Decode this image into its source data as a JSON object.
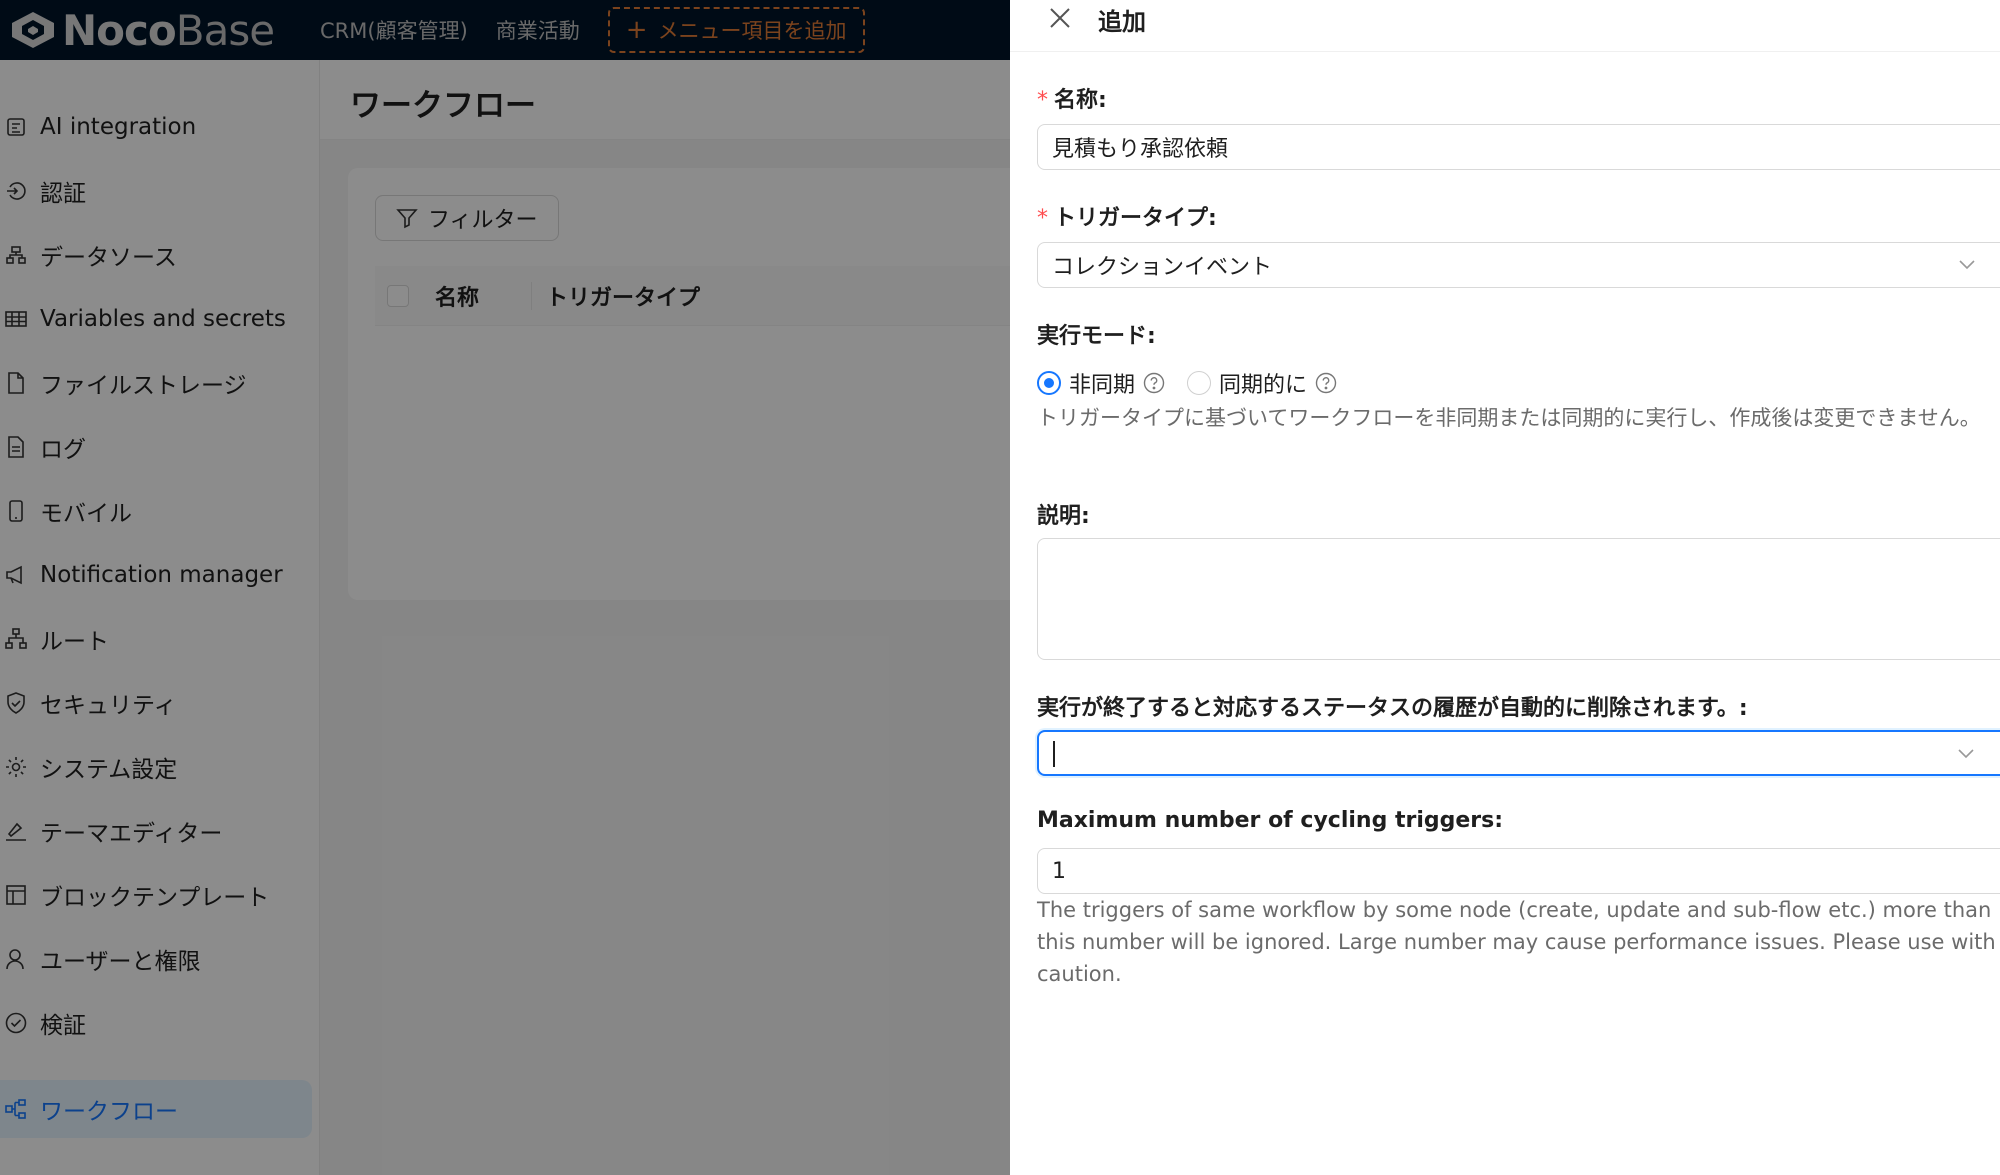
{
  "topbar": {
    "logo_bold": "Noco",
    "logo_light": "Base",
    "nav": [
      "CRM(顧客管理)",
      "商業活動"
    ],
    "add_menu_label": "メニュー項目を追加"
  },
  "sidebar": {
    "items": [
      {
        "label": "AI integration",
        "icon": "ai-icon"
      },
      {
        "label": "認証",
        "icon": "login-icon"
      },
      {
        "label": "データソース",
        "icon": "database-icon"
      },
      {
        "label": "Variables and secrets",
        "icon": "table-icon"
      },
      {
        "label": "ファイルストレージ",
        "icon": "file-icon"
      },
      {
        "label": "ログ",
        "icon": "log-icon"
      },
      {
        "label": "モバイル",
        "icon": "mobile-icon"
      },
      {
        "label": "Notification manager",
        "icon": "megaphone-icon"
      },
      {
        "label": "ルート",
        "icon": "route-icon"
      },
      {
        "label": "セキュリティ",
        "icon": "shield-icon"
      },
      {
        "label": "システム設定",
        "icon": "gear-icon"
      },
      {
        "label": "テーマエディター",
        "icon": "brush-icon"
      },
      {
        "label": "ブロックテンプレート",
        "icon": "template-icon"
      },
      {
        "label": "ユーザーと権限",
        "icon": "user-icon"
      },
      {
        "label": "検証",
        "icon": "check-circle-icon"
      },
      {
        "label": "ワークフロー",
        "icon": "workflow-icon",
        "active": true
      }
    ]
  },
  "main": {
    "title": "ワークフロー",
    "filter_label": "フィルター",
    "columns": [
      "名称",
      "トリガータイプ"
    ]
  },
  "drawer": {
    "title": "追加",
    "name_label": "名称",
    "name_value": "見積もり承認依頼",
    "trigger_label": "トリガータイプ",
    "trigger_value": "コレクションイベント",
    "mode_label": "実行モード",
    "mode_options": [
      "非同期",
      "同期的に"
    ],
    "mode_selected": "非同期",
    "mode_help": "トリガータイプに基づいてワークフローを非同期または同期的に実行し、作成後は変更できません。",
    "description_label": "説明",
    "history_label": "実行が終了すると対応するステータスの履歴が自動的に削除されます。",
    "max_label": "Maximum number of cycling triggers",
    "max_value": "1",
    "max_help": "The triggers of same workflow by some node (create, update and sub-flow etc.) more than this number will be ignored. Large number may cause performance issues. Please use with caution."
  },
  "colors": {
    "header_bg": "#001529",
    "accent": "#1677ff",
    "add_menu": "#e07a35",
    "required": "#ff4d4f"
  }
}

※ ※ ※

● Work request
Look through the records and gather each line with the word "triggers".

● Your response
    "max_label": "Maximum number of cycling triggers",
    "max_help": "The triggers of same workflow by some node (create, update and sub-flow etc.) more than this number will be ignored. Large number may cause performance issues. Please use with caution."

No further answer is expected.